4. The fellow from whom I got the dynamo lights and the SP hub conducts many long range tests and reviews of dynamo lights and hubs.They make interesting, if sometimes too detailed, reading: http://swhs.home.xs4all.nl/fiets/tests/ ... ex_en.html
. There're also many, sometimes interesting, discussions on the candlepower forums.
5. It's important to remember that many bike shops and online retailers have vested interests in the lights they sell and test; and they are often not well equipped, either conceptually or in lab. resources, to conduct a test. I've had many a bike shop mech tell me "Brand-ABC lights are great, they're the brightest there are! You need the brightest lights you can get" And so on. I stopped believing anything bike mechs told me in 1978. It's saved me a lot of money. I like the SWHS tester because he provides a lot of detail, tests long term, is reasonably up front about his assumptions and the limitations of his and other testing processes, and references the European guidelines on bike lighting. However, now that he has moved into selling lights as well as testing them, he too must be considered to have a vested interest. I was happy to buy from him 'cos I found his reasoning about lights agreed with my experience and other research I had done. (You can find his lights on eBay

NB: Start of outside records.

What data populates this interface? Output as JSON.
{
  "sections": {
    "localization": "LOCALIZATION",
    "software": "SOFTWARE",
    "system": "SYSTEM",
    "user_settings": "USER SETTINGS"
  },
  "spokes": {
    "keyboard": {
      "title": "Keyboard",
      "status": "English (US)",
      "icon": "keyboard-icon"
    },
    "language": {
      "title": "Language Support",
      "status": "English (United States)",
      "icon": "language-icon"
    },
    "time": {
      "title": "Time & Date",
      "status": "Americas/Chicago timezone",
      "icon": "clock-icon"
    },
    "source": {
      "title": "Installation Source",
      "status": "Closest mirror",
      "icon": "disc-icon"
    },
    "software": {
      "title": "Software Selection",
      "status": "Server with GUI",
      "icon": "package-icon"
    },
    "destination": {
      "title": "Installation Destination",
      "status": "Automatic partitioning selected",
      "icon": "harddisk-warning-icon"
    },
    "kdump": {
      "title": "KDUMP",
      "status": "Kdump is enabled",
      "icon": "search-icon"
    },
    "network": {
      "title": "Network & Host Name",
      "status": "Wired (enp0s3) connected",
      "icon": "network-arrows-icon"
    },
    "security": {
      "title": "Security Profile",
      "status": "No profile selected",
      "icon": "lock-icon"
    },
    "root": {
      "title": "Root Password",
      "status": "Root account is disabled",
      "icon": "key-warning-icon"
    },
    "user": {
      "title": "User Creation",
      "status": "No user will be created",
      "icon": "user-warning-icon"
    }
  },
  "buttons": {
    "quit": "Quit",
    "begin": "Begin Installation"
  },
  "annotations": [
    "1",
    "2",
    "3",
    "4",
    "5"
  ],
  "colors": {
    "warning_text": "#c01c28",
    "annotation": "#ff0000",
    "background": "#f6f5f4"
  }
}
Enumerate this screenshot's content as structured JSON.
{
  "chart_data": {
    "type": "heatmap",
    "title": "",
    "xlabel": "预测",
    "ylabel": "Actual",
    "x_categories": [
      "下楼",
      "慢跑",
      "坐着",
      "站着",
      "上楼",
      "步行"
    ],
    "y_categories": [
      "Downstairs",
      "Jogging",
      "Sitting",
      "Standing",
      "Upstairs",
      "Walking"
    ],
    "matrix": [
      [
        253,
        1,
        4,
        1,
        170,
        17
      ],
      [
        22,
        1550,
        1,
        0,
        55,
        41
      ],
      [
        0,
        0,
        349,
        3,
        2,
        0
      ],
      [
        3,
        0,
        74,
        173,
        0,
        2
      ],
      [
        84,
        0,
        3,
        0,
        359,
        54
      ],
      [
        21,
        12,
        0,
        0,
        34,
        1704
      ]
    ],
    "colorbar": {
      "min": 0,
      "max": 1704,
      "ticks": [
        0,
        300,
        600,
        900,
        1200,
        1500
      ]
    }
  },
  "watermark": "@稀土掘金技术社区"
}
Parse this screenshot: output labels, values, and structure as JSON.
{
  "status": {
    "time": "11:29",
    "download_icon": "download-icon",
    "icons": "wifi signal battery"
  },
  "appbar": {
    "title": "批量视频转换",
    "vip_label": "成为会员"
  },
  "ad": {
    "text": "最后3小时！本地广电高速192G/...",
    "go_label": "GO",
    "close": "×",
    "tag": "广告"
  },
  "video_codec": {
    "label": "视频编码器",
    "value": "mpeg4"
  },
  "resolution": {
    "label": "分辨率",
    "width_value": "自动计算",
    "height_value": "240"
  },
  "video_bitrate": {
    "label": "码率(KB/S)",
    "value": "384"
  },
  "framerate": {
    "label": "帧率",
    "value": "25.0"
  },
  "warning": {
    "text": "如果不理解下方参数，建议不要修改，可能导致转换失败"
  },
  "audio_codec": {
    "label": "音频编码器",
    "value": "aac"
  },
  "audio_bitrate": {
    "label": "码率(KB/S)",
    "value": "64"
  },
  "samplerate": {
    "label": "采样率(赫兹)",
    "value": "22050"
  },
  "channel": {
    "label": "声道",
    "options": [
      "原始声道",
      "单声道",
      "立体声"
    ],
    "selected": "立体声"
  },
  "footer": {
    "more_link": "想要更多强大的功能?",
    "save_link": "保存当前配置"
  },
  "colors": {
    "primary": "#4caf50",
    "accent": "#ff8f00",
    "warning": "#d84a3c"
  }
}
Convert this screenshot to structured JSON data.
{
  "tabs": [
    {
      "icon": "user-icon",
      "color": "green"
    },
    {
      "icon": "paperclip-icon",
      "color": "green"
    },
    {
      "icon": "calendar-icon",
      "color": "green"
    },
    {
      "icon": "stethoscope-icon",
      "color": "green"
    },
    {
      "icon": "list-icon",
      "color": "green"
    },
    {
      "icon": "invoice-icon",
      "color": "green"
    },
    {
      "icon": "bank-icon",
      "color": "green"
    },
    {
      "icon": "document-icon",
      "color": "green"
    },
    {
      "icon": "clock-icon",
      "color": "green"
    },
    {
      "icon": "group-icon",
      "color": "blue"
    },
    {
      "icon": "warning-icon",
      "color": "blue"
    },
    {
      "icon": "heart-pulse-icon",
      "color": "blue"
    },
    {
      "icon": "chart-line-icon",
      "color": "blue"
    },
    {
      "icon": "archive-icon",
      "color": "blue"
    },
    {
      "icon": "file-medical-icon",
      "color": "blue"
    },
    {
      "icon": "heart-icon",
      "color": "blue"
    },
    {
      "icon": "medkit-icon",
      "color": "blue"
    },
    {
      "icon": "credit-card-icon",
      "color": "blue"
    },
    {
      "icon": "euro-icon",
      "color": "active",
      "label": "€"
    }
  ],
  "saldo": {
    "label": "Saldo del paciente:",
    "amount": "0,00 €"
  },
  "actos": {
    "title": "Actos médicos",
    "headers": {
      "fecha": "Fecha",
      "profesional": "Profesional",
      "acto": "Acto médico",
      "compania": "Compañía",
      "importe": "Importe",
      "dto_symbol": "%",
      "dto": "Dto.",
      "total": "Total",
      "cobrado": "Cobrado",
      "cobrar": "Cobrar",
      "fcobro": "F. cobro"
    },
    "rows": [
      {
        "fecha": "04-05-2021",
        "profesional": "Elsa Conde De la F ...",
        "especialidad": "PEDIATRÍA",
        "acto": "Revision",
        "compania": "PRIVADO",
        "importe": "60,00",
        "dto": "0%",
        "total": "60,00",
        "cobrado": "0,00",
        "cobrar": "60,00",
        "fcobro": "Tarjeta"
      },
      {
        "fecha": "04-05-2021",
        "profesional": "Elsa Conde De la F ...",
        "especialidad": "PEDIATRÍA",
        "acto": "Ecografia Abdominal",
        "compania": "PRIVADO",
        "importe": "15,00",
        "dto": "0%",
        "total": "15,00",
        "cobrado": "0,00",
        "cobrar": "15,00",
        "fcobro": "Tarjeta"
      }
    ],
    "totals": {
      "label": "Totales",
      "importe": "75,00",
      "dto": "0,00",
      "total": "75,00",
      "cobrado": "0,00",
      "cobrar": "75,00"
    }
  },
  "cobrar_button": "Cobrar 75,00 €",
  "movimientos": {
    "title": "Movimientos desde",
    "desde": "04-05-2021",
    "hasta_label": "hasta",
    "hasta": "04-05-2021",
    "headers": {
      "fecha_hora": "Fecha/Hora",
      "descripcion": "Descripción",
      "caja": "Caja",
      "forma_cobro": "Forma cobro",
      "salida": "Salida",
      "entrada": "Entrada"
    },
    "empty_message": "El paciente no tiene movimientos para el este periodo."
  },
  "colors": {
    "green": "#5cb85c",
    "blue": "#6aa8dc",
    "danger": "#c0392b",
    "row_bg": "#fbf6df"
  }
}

. When I dealt with him he was the quickest, most efficient retailer I'd ever dealt with.)
6. Finally. I first used hub dynamo driven lights in the mid-1970s. The hubs were far heavier than today's and the lights more or less ludicrously dim unless you mounted them on the front drop out. But the battery lights of that era were even cruder. (Altho' I liked the ones you could attach on your arms or beside your knees--they could be seen through 270deg; I think MAFAC made them.) It's great that with newer technology and proper guidelines hub driven lights are now a viable, if initially expensive, alternative.